On Sacramental Grace

by Fr. William Rock, FSSP

In order to grow in holiness, frequent recourse to the Sacraments is a necessity.  This frequent recourse is usually understood to mean regularly attending Mass, receiving Communion, and going to Confession.  This is because every fruitful reception of any of the sacraments, including those which can be received frequently, produces an increase of sanctifying grace and thus draws the recipient closer to God and furthers one’s growth in holiness.  In addition to this increase of sanctifying grace which occurs at the moment of the fruitful reception, there are also effects of the sacraments which perdure after their reception.  While the sacramental character of Baptism, Confirmation, and Orders are one of these benefits – and probably the most well-known – there is also another benefit which seems to be often neglected.

The perennial Catholic theological tradition tells us that with the fruitful reception of the Sacraments there is conferred on the recipient sacramental grace.  According to the old Catholic Encyclopedia, sacramental grace includes “on the part of God, a promise, and on the part of man a permanent right to the assistance needed in order to act in accordance with the obligations incurred” in the reception of the sacrament (Catholic Encyclopedia, s.v. Sanctifying Grace).  These promised helps are actual graces.  According to the Baltimore Catechism #3 (q. 475), “Actual Grace is that help of God which enlightens our mind and moves our will to shun evil and do good.”  While sanctifying grace remains with the individual unless lost by mortal sin, actual graces are passing.  God offers actual graces, they are either used or they are not, and then they are gone.

So, with the fruitful reception of the sacraments, one receives a promise to the actual graces to fulfill the end associated with each of the sacraments.  By Baptism, one becomes a Christian and is promised in the sacramental grace of Baptism the actual graces to live out a Christian life.  By Confirmation, one becomes a soldier of Christ and is promised in the received sacramental grace the actual graces to defend the faith in the public sphere.  The sacramental graces associated with the sacrament of Matrimony are promised for being a good and holy spouse and parent, in the sacrament of Orders for being a good and holy Minister of Christ, in Penance for avoiding the sins confessed.

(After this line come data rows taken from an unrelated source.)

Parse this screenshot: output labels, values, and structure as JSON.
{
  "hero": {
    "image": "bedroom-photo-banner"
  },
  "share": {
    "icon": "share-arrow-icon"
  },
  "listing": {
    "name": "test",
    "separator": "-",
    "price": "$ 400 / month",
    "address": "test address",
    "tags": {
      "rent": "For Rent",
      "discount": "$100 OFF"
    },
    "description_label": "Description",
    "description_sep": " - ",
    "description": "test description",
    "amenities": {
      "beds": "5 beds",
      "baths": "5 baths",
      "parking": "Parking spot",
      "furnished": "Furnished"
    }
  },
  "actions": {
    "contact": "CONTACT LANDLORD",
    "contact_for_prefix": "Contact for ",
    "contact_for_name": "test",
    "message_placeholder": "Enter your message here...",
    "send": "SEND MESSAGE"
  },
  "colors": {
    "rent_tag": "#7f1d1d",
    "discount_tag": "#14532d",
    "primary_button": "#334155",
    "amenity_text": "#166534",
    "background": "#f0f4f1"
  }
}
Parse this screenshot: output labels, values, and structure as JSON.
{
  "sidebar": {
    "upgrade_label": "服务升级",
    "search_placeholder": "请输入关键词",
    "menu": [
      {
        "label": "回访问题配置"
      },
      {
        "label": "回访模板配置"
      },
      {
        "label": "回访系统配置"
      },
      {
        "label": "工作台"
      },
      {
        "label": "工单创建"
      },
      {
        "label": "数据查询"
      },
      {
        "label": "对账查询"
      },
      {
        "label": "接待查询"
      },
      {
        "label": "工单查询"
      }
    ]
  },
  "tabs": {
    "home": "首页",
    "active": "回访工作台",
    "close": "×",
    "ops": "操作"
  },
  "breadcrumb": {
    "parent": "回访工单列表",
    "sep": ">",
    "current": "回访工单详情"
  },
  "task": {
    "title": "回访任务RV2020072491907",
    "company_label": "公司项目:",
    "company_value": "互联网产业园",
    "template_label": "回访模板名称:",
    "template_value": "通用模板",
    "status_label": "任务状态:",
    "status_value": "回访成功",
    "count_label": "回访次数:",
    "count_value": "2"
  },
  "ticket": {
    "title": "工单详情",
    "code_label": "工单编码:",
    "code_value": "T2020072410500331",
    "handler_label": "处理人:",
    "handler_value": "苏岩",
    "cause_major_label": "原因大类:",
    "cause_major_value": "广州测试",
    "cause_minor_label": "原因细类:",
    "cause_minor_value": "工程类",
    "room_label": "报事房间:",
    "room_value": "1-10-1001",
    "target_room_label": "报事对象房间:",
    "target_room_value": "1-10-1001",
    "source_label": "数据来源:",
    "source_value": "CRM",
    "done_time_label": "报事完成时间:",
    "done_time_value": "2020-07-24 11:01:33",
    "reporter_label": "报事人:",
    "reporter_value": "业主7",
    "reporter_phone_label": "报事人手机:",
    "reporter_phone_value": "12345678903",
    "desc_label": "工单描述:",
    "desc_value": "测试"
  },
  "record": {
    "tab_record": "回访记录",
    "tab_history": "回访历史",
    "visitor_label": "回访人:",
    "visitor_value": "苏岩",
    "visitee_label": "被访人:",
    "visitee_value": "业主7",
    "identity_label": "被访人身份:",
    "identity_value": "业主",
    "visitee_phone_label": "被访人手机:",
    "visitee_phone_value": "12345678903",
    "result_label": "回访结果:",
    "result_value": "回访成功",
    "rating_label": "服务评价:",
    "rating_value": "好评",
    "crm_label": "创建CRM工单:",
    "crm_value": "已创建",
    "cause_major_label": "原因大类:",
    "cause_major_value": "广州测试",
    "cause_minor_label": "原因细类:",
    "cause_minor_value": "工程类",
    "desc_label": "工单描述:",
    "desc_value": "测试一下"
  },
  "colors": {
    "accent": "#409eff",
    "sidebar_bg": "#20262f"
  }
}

To grow in the spiritual life then, and to receive the aid promised by God for living a Christian life and fulfilling the other ends associated with the sacraments, one should utilize these promised aids, and a way to draw them to oneself is to pray for them.  While there is no formal way such a prayer is to be said, and each is free to use his own words, it is good practice that the following four points be expressed.

1. Reminding God that He has promised these aids in the reception of the Sacraments. Not that God has forgotten, for God is perfect.  But this is done for one’s own benefit, to remind oneself that God has made these promises and to put one into the proper disposition for the next steps.

2. Admitting to God that one needs these aids. Living a Christian life in general, and living it out according to one’s particular state in life, is difficult.  There are challenges and temptation.  In relying on one’s own strength, one is prone to failure and sin.  One should, rather, “hope in God” (Ps 42:6) and His promises.  Additionally, admitting that one needs these aids is an act of humility, an act that acknowledges one’s limitations and the need one has of the help of God.  “A contrite and humbled heart, O God, thou wilt not despise” (Ps 50:19). “God resisteth the proud and giveth grace to the humble” (Jam 4:6).

3. Asking God for these promised aids. Even though God knows what one needs – “your Father knoweth what is needful for you, before you ask him” (Mat 6:8) – He may withhold it until one asks.  This is because by asking, one places oneself in a more proper relationship with God.  While acknowledging that one needs help is an act of humility, asking for help is an act of hope, for it expresses confidence that God is not only capable of fulfilling His promises, but that He will do so.  It may be asked, “if God has promised these aids, why does He not just bestow them without one asking?”  If God were to give these aids without the individual acknowledging that one needs them and without asking, one might think that the strength comes from oneself and not from Him and this could lead to the growth of the vice of pride.  Another reason for why God waits for us to ask for graces is that this gives us the dignity of cooperating with His providence and in the work of our salvation.

4. Asking for these graces to be fruitful in one’s life. As actual graces can be accepted or rejected, one should ask God for His help in accepting them so that one can use them to do good and avoid evil.

To this end, it is suggested that at least once a day, perhaps as part of one’s morning prayers, one should ask God for the aids promised in the sacramental graces of all the sacraments one has received.  One is free to use one’s own words, but the four points listed above should all be expressed.  By doing so, one will begin to live a Christian life that goes beyond the periodic reception of the Sacraments to one where the Sacraments and their effects permeate one’s life on a day-to-day basis and thus one may the more work out one’s salvation (see Php 2:12) and grow in holiness.

Fr. William Rock, FSSP was ordained in the fall of 2019 and is currently assistant Pastor at Mater Misericordiae parish in Phoenix, AZ.

August 10, 2020